From: "Williams, Tim" <TiJaWi@agron.iastate.edu>

> I spoke to Chris Brochu about this a week or two ago.  The slender-snout =
> fish-eater notion for crocs (and other creatures for that matter) is by no
> means clear-cut.

Well, it's clear that extant slender-snouted crocs aren't automatically the
"fish specialists" they're often described as. Obviously such a snout
decreases drag in water and sure enough, longirostrine species tend to
include a greater percentage of fish in their diet. However, all
slender-snouted species are generalists at heart: false gharials
(_Tomistoma_) eat a wide variety of prey, and larger crocs can take moderate
sized mammals (monkeys, even small deer - these crocs get to 18 feet long,
and their jaws become pretty robust). There are even reports of them
attacking humans (emphasis on "reports"!).

Even Indian gharials, despite including a high percentage of fish in their
diet, have been documented eating birds, reptiles and even the occasional
small mammal. Juveniles - as you can imagine - mainly eat a variety of small
prey including insects, small amphibians, and of course tiny fish.
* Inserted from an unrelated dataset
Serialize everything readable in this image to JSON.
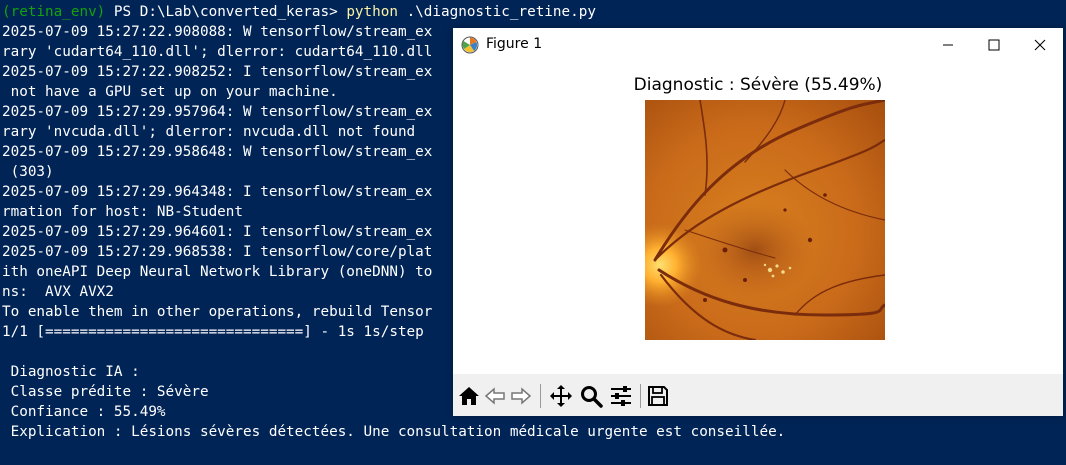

Gharials
tend to shift to other prey when fish are scarce, or just when they're
suitably hungry and a nice, juicy mammal wanders along.

Adam Britton